The Paperless Classroom is on its Way!
Students today who are hooked on instant gratification, expect instant communication and the ability to respond at a moment’s notice. As young people today already own several digital communication devices, paperless education should not be much of an adjustment. The paperless classroom is certainly an environmentally popular option today. The irritating grind of pencil sharpening will soon be a thing of the past.
Greater access to internet resources allows creative teachers to cut down on paper use. Computers allow teachers to post grades and attendance online, and make use of material that is readily available and free of charge. Going paperless also saves the teacher valuable time not wasted standing by the photocopier. School districts can potentially save enormous sums on the greatly decreased need for the purchase of books.

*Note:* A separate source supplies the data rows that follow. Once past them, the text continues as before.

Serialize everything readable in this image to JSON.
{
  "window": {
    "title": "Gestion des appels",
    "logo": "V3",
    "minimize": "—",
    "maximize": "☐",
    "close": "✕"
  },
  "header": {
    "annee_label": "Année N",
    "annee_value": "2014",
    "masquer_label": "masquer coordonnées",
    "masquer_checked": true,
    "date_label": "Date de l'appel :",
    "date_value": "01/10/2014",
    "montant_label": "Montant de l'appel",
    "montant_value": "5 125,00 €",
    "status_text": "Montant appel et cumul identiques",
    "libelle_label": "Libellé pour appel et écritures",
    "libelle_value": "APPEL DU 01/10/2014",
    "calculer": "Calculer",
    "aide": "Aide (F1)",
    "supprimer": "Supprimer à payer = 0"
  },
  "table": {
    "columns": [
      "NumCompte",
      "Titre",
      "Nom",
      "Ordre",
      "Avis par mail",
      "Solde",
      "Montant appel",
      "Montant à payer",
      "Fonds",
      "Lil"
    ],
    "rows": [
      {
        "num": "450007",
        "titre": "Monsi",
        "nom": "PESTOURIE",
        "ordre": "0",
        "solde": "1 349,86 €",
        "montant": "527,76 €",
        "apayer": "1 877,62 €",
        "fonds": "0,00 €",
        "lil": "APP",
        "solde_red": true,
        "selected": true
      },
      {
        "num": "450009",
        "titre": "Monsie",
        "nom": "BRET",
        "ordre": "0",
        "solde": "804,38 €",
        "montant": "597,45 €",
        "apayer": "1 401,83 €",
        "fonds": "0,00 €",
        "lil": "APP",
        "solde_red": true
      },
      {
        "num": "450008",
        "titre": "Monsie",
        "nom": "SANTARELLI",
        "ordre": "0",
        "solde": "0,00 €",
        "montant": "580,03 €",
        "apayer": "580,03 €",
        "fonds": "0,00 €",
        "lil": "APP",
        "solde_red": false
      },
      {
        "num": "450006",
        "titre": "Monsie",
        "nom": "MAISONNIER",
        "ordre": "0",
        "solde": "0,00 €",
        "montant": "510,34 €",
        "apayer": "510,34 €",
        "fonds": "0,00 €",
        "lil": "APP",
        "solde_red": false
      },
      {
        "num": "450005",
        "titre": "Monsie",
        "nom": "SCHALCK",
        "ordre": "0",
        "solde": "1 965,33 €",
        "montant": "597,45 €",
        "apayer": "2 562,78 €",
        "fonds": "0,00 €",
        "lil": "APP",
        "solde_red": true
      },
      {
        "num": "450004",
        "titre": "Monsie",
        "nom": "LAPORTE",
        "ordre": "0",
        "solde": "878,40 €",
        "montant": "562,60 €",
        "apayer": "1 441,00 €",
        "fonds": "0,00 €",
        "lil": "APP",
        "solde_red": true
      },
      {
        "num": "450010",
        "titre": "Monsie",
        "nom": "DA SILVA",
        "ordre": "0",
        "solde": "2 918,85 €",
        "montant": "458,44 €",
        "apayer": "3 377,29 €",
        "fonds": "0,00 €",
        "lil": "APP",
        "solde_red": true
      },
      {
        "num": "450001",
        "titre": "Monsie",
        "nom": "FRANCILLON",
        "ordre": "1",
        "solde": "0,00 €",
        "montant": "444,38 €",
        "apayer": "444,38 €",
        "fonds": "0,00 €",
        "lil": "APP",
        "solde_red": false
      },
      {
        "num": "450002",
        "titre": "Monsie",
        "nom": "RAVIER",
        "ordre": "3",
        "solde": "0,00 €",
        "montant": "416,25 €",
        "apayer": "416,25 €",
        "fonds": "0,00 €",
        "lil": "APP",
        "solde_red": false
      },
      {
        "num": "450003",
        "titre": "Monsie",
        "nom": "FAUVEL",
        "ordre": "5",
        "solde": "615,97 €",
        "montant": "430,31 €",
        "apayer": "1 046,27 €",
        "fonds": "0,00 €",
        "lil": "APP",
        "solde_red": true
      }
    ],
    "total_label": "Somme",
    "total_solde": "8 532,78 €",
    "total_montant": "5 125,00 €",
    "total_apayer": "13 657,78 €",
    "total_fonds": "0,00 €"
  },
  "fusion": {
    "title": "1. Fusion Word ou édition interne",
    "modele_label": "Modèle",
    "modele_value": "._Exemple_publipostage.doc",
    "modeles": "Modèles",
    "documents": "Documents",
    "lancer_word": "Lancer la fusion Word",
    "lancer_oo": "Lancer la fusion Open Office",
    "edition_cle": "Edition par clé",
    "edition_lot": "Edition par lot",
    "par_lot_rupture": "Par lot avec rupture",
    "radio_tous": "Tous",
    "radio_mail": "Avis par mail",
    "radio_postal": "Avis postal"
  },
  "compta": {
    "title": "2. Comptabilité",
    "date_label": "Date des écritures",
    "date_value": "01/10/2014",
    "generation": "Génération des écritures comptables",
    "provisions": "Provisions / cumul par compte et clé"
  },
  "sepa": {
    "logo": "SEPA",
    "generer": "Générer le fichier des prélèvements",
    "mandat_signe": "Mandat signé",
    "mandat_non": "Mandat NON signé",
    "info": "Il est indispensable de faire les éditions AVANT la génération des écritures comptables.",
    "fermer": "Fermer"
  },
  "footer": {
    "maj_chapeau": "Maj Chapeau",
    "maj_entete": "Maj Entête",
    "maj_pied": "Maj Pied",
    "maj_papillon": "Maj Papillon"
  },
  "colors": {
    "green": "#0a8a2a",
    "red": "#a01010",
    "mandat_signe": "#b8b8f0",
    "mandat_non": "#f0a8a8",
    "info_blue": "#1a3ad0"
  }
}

Apparently, South Korean schools, according to the government, will be the first to have their entire school system paperless by 2015. That nation is investing $2b on the creation of cloud- accessible digital textbooks. In the United States, the Government is investing in so-called Open Access ebooks for post-secondary education.
Grandview High School in Jefferson County, Missouri has gone nearly paperless. The students do most of their work on Coby tablets which the school handed out in the fall. These devices can tap into coursework and related resources via the latest educational technology now available. At the school, results have been significant and very positive, with over $20,000 saved on paper. Students who are ill can still keep up from home. Shorter school weeks are also an important outcome of going paperless.
The second stage in the transition to paperless education focuses on Web 2.0 programs. Apps like Moodle, Wikis, and Google Docs, provide the needed platform for the transmission of documents to be shared and edited. These programs have been of great importance in integrating technology into the classroom. For instance, homework for a social science class may require the student to read a passage and then proceed to answer some questions on a Wiki or class blog. The teachers seem to have successfully integrated the new system into their teaching performance, and overwhelmingly felt that they “could never go back to the old way of teaching”.
More and more teachers already have websites, blogs, and apps for communicating with parents quickly and effectively. Teachers make use of tools like Dropbox, Blackboard, and Google Drive for their students to submit work. Parents, teachers and students are ‘getting the hang of it’, and it won’t be long before the new trend becomes the established norm.